I go back to the Twin Cities almost every year for Christmas. And each time, I go to the Minneapolis Farmer’s Market Annex to pick out a Christmas tree. It’s fun, it’s kooky, it’s MN real. Plus, this year General Manager Tom Hechsel had a brick fireplace built on site. At any time in the picking process, you can sit or stand while warming yourself by the fire, a fine cup of hot chocolate in hand. (Axe is optional.)
What’s really great is that all the trees are hanging from twine, so you get to obsess over them in all their verdant glory. Many of the trees come from neighboring Wisconsin, and some come from as far away as North Carolina.

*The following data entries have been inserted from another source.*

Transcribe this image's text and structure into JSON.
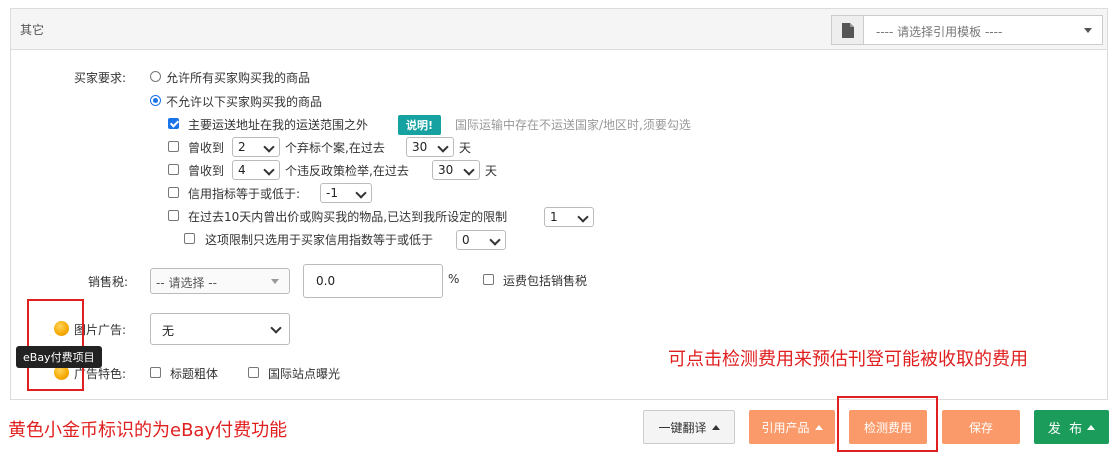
{
  "panel": {
    "title": "其它",
    "template_select": {
      "placeholder": "---- 请选择引用模板 ----",
      "icon": "document-icon"
    }
  },
  "buyer": {
    "label": "买家要求:",
    "option_all": "允许所有买家购买我的商品",
    "option_restrict": "不允许以下买家购买我的商品",
    "selected": "option_restrict",
    "rule1": {
      "text": "主要运送地址在我的运送范围之外",
      "checked": true,
      "badge": "说明!",
      "hint": "国际运输中存在不运送国家/地区时,须要勾选"
    },
    "rule2": {
      "prefix": "曾收到",
      "count": "2",
      "mid": "个弃标个案,在过去",
      "days": "30",
      "suffix": "天",
      "checked": false
    },
    "rule3": {
      "prefix": "曾收到",
      "count": "4",
      "mid": "个违反政策检举,在过去",
      "days": "30",
      "suffix": "天",
      "checked": false
    },
    "rule4": {
      "text": "信用指标等于或低于:",
      "value": "-1",
      "checked": false
    },
    "rule5": {
      "text": "在过去10天内曾出价或购买我的物品,已达到我所设定的限制",
      "value": "1",
      "checked": false
    },
    "rule6": {
      "text": "这项限制只选用于买家信用指数等于或低于",
      "value": "0",
      "checked": false
    }
  },
  "tax": {
    "label": "销售税:",
    "select_placeholder": "-- 请选择 --",
    "rate": "0.0",
    "percent": "%",
    "shipping_label": "运费包括销售税"
  },
  "gallery": {
    "label": "图片广告:",
    "value": "无"
  },
  "listing": {
    "label": "广告特色:",
    "bold_label": "标题粗体",
    "intl_label": "国际站点曝光"
  },
  "tooltip": "eBay付费项目",
  "annotations": {
    "fee_hint": "可点击检测费用来预估刊登可能被收取的费用",
    "coin_hint": "黄色小金币标识的为eBay付费功能"
  },
  "buttons": {
    "translate": "一键翻译",
    "cite_product": "引用产品",
    "check_fee": "检测费用",
    "save": "保存",
    "publish": "发  布"
  },
  "colors": {
    "accent_blue": "#1a73e8",
    "badge_teal": "#17a2a2",
    "orange_button": "#fa9a6a",
    "green_button": "#1c9c5a",
    "annotation_red": "#e02020",
    "coin_gold": "#f6a800"
  }
}
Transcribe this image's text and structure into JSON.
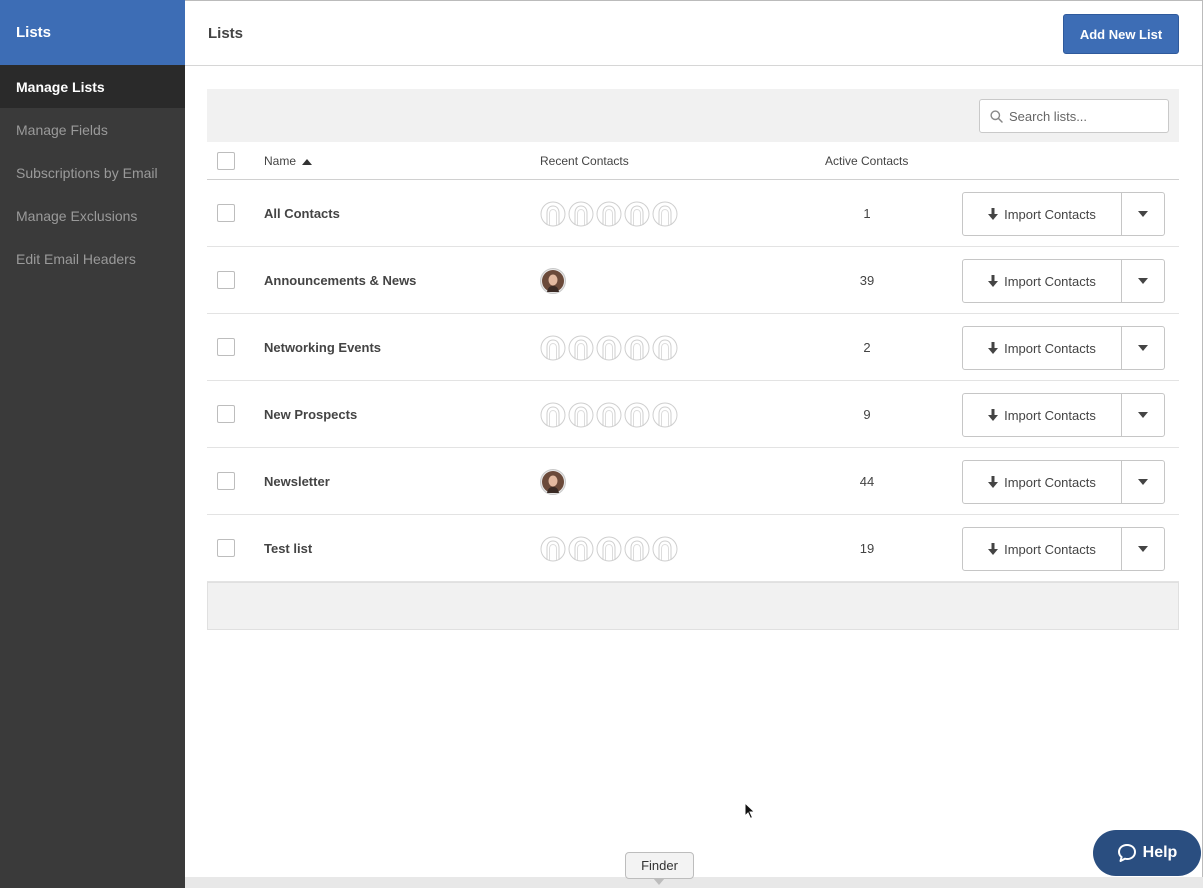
{
  "sidebar": {
    "header": "Lists",
    "items": [
      {
        "label": "Manage Lists",
        "active": true
      },
      {
        "label": "Manage Fields",
        "active": false
      },
      {
        "label": "Subscriptions by Email",
        "active": false
      },
      {
        "label": "Manage Exclusions",
        "active": false
      },
      {
        "label": "Edit Email Headers",
        "active": false
      }
    ]
  },
  "header": {
    "title": "Lists",
    "add_button": "Add New List"
  },
  "search": {
    "placeholder": "Search lists..."
  },
  "table": {
    "columns": {
      "name": "Name",
      "recent": "Recent Contacts",
      "active": "Active Contacts"
    },
    "sort": "name-ascending",
    "rows": [
      {
        "name": "All Contacts",
        "recent": "placeholders",
        "count": "1",
        "action": "Import Contacts"
      },
      {
        "name": "Announcements & News",
        "recent": "photo",
        "count": "39",
        "action": "Import Contacts"
      },
      {
        "name": "Networking Events",
        "recent": "placeholders",
        "count": "2",
        "action": "Import Contacts"
      },
      {
        "name": "New Prospects",
        "recent": "placeholders",
        "count": "9",
        "action": "Import Contacts"
      },
      {
        "name": "Newsletter",
        "recent": "photo",
        "count": "44",
        "action": "Import Contacts"
      },
      {
        "name": "Test list",
        "recent": "placeholders",
        "count": "19",
        "action": "Import Contacts"
      }
    ]
  },
  "help": {
    "label": "Help"
  },
  "tooltip": {
    "text": "Finder"
  },
  "colors": {
    "brand": "#3d6db5",
    "sidebar_bg": "#3a3a3a",
    "help_bg": "#2a4e80"
  }
}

It was the week before Christmas, and I decided to shadow the first customer of the day to fully comprehend all the steps it takes to buy a tree. His name was Bob.

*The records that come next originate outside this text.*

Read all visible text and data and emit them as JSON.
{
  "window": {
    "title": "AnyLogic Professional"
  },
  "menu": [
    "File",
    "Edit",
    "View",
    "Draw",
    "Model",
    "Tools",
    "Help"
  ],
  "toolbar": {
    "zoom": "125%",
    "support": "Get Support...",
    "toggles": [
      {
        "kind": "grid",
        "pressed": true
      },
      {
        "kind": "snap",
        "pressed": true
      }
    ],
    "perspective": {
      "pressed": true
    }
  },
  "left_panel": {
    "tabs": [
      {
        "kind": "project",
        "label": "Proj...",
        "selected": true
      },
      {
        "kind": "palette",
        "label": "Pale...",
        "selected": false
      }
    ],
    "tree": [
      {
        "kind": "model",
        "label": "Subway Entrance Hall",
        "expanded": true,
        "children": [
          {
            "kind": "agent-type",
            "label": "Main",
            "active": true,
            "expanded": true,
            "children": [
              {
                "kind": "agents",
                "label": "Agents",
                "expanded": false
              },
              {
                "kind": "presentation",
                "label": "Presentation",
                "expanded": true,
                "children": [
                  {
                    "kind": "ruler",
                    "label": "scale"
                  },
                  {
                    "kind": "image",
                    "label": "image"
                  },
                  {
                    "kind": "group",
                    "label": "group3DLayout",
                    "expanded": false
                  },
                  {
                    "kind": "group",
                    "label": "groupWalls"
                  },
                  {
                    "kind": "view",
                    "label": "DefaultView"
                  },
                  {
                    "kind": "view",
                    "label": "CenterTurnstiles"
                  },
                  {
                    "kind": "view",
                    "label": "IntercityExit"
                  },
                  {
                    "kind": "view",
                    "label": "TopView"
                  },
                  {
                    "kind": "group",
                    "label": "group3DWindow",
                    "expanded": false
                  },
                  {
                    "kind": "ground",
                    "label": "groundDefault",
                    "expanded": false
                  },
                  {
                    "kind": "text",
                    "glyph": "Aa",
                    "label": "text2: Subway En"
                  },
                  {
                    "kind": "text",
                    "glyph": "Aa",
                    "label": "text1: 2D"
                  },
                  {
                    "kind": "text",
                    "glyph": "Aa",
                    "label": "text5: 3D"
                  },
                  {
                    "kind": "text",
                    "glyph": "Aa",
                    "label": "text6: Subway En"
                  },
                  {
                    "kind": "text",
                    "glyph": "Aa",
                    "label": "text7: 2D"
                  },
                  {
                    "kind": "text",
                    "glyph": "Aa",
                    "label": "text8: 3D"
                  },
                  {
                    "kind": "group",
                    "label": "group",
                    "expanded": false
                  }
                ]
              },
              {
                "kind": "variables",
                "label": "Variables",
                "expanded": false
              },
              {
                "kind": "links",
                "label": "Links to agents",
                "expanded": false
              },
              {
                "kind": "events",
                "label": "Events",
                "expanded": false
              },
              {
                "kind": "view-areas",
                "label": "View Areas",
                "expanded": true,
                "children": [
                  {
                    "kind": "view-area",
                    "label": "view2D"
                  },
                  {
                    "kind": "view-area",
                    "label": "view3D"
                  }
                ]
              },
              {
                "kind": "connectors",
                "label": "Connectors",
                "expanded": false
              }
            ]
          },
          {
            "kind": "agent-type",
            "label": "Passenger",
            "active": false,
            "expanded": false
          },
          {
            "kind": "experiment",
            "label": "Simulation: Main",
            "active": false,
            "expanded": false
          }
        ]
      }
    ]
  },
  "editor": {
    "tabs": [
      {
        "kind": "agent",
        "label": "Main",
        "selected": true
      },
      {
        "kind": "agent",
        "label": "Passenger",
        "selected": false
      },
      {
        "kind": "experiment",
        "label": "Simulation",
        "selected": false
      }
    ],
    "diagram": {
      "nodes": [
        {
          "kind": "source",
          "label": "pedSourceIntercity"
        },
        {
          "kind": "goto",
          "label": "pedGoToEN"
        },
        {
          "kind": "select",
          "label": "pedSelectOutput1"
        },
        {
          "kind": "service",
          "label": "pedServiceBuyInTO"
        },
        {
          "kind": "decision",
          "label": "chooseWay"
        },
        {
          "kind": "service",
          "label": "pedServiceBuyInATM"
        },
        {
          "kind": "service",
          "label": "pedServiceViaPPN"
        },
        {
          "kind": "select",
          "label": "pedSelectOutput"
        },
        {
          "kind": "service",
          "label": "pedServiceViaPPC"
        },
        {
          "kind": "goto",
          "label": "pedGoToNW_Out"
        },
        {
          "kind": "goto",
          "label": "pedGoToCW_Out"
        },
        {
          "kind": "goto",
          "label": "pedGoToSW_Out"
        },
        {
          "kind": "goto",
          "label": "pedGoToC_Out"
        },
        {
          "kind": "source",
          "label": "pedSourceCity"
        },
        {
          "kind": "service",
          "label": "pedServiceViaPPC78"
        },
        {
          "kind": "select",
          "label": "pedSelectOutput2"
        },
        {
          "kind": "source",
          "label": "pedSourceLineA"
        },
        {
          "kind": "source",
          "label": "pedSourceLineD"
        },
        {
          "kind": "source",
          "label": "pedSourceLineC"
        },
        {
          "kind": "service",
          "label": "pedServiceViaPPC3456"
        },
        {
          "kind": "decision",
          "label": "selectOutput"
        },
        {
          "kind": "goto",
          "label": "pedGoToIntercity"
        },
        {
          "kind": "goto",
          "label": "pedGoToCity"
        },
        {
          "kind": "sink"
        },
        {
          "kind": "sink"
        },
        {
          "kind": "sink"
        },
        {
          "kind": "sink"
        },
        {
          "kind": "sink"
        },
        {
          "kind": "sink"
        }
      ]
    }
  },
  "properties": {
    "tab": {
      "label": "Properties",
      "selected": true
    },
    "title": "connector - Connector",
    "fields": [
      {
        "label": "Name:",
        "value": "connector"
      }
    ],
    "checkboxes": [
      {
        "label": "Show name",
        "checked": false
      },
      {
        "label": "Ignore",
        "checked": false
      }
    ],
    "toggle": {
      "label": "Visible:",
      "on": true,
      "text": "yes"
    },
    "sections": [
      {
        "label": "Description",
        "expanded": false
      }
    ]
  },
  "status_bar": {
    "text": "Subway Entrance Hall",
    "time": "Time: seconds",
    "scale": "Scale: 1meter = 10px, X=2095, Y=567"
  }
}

Step 1 Picking Tree Type and Height
Well, Bob was pretty darn picky and knew what he wanted: A Fraser Fir, with a uniform shape for a porch with a 10 1/2 ft. ceiling. But first let’s pause briefly to consider why Bob likes that Cadillac of xmas trees — the Fraser Fir:
Fraser Fir Likes

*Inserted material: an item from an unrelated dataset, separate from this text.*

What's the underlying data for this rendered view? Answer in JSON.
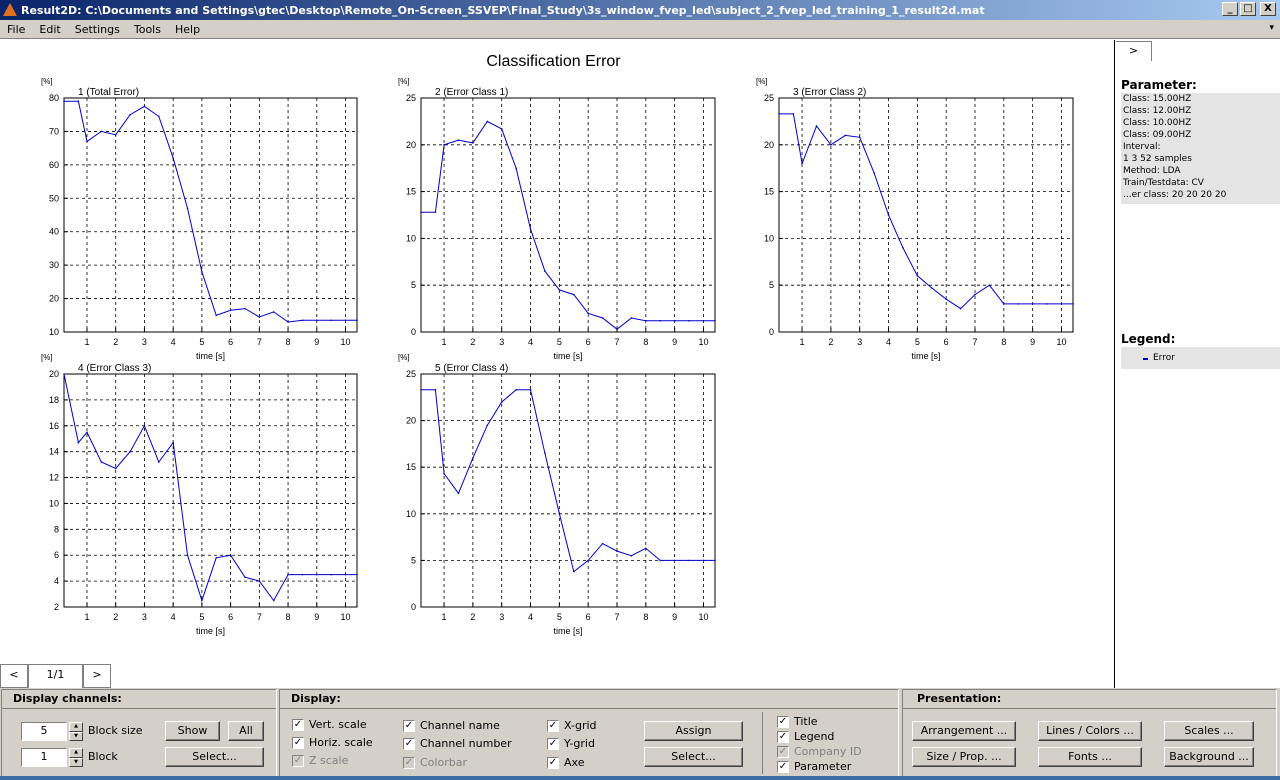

- Straightest trunk
- Greenest needles
- Freshest scent
- Longest lasting
- Uniform conical shape
Step 2 Looking at the Leader
The top of the tree (or bare branch) where you place a star or angel or ornament is called a Leader. Picking a Leader that’s straight or has a size big enough to fit your star, etc., is crucial. We’re talkin’ serious.
The Leader is money to the tree seller, counting as part of the tree height you pay for. So, when xmas trees are being cut, handled, and delivered, great care has to be taken not to damage the top. The pic below shows some spruce tops for sale, which are victims of mishandling (don’t cry, Santa will find them a home).
Step 3 Considering the branch
Take an xmas tree branch in you hands (like Bob does below). Now bend it. A good healthy tree should be squishy and vibrant, but soft to the touch and pliable.
Step 4 Sizing up the Shape
Unless they’re the trendy and more sparse and natural “Charlie Brown” trees, most Xmas trees are sheared each year to develop a uniform and conical shape. Some people like chubby shapes, some like lean shapes, but most like a kind of uniformity. Bob found one that he considered quite perfect and asked to have it cut from its twine noose.
Step 8 Wrapping Around the Xmas Tree
Putting the xmas tree through the tree netting machine is an all-important step. A net makes the tree easy to get in the house and through a door. And it really helps to keep it on until you get the tree in your stand so the branches don’t slap you around in the struggle.
Step 9 Tying and Twining the Xmas Tree to Vehicle
Oh, that dreaded last step to bringing the beloved tree home. Tying the tree down with twine. It has driven lesser xmas tree buyers to insanity. Do you:
- Trunk it and tie the trunk down with twine?
- Tie it to the top of the vehicle with twine?
- Tie the twine like a shoelace? (no)